Prepare a letter, signed by the institutional business official, that provides the reason and rationale for the change and addresses any budgetary impact to the grant or cooperative agreement. The request must clearly identify the complete grant number.
While the PD/PI signature is no longer required as part of the submission to NIH, the recipient must secure and retain such a signature for each prior approval request and make it available to NIH or other authorized DHHS or Federal officials upon request. When multiple PD/PIs are recognized for a particular grant, this requirement applies to all PD/PIs.
Include in the letter revised budget pages and other supporting documentation as appropriate (e.g. biosketches/other support, revised aims or program plan, or human and animal subjects protection information).
Send the letter to the appropriate grants and program staff at the Institute or Center (IC) that issued the award (such as Fogarty staff for grants issued from Fogarty International Center).
Failure to obtain required prior approval from the appropriate awarding IC may result in the disallowance of costs, termination of the award, or other enforcement action within NIH's authority.
The GMO will review the request and provide a response to the AOR indicating the final disposition of the request, with copies to the PD/PI and to the cognizant NIH PO. Only responses provided by the GMO are considered valid.
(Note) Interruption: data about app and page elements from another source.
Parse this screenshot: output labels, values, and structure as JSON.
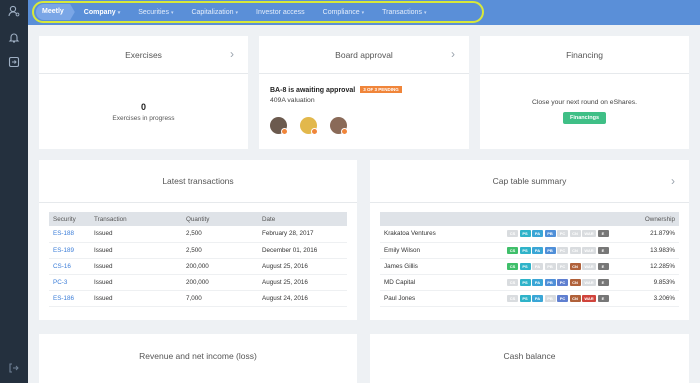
{
  "nav": {
    "brand": "Meetly",
    "items": [
      {
        "label": "Company",
        "active": true,
        "has_menu": true
      },
      {
        "label": "Securities",
        "active": false,
        "has_menu": true
      },
      {
        "label": "Capitalization",
        "active": false,
        "has_menu": true
      },
      {
        "label": "Investor access",
        "active": false,
        "has_menu": false
      },
      {
        "label": "Compliance",
        "active": false,
        "has_menu": true
      },
      {
        "label": "Transactions",
        "active": false,
        "has_menu": true
      }
    ],
    "caret": "▾"
  },
  "sidebar_icons": [
    "user-search-icon",
    "bell-icon",
    "exit-icon",
    "logout-icon"
  ],
  "exercises": {
    "title": "Exercises",
    "count": "0",
    "caption": "Exercises in progress"
  },
  "board_approval": {
    "title": "Board approval",
    "item": "BA-8 is awaiting approval",
    "pending_badge": "3 OF 3 PENDING",
    "subtitle": "409A valuation",
    "approver_avatars": 3
  },
  "financing": {
    "title": "Financing",
    "message": "Close your next round on eShares.",
    "button": "Financings"
  },
  "latest_transactions": {
    "title": "Latest transactions",
    "columns": [
      "Security",
      "Transaction",
      "Quantity",
      "Date"
    ],
    "rows": [
      [
        "ES-188",
        "Issued",
        "2,500",
        "February 28, 2017"
      ],
      [
        "ES-189",
        "Issued",
        "2,500",
        "December 01, 2016"
      ],
      [
        "CS-16",
        "Issued",
        "200,000",
        "August 25, 2016"
      ],
      [
        "PC-3",
        "Issued",
        "200,000",
        "August 25, 2016"
      ],
      [
        "ES-186",
        "Issued",
        "7,000",
        "August 24, 2016"
      ]
    ]
  },
  "cap_table": {
    "title": "Cap table summary",
    "ownership_header": "Ownership",
    "tag_labels": [
      "CS",
      "PS",
      "PA",
      "PB",
      "PC",
      "CN",
      "WAR",
      "E"
    ],
    "tag_colors": {
      "CS": "#3fbf6a",
      "PS": "#2fb3c9",
      "PA": "#3aa6d6",
      "PB": "#4f8fd8",
      "PC": "#5f7fd0",
      "CN": "#b0613a",
      "WAR": "#d0443c",
      "E": "#777777"
    },
    "rows": [
      {
        "name": "Krakatoa Ventures",
        "ownership": "21.879%",
        "active": [
          "PS",
          "PA",
          "PB",
          "E"
        ]
      },
      {
        "name": "Emily Wilson",
        "ownership": "13.983%",
        "active": [
          "CS",
          "PS",
          "PA",
          "PB",
          "E"
        ]
      },
      {
        "name": "James Gillis",
        "ownership": "12.285%",
        "active": [
          "CS",
          "PS",
          "CN",
          "E"
        ]
      },
      {
        "name": "MD Capital",
        "ownership": "9.853%",
        "active": [
          "PS",
          "PA",
          "PB",
          "PC",
          "CN",
          "E"
        ]
      },
      {
        "name": "Paul Jones",
        "ownership": "3.206%",
        "active": [
          "PS",
          "PA",
          "PC",
          "CN",
          "WAR",
          "E"
        ]
      }
    ]
  },
  "revenue": {
    "title": "Revenue and net income (loss)"
  },
  "cash_balance": {
    "title": "Cash balance"
  }
}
Recipients that proceed on the basis of actions by unauthorized officials do so at their own risk, and NIH is not bound by such responses.
For more information concerning changes in scope or other prior approval questions, please refer to the Prior Approval Requirements section (8.1.2) of the current NIH Grants Policy Statement.
Updated May 2017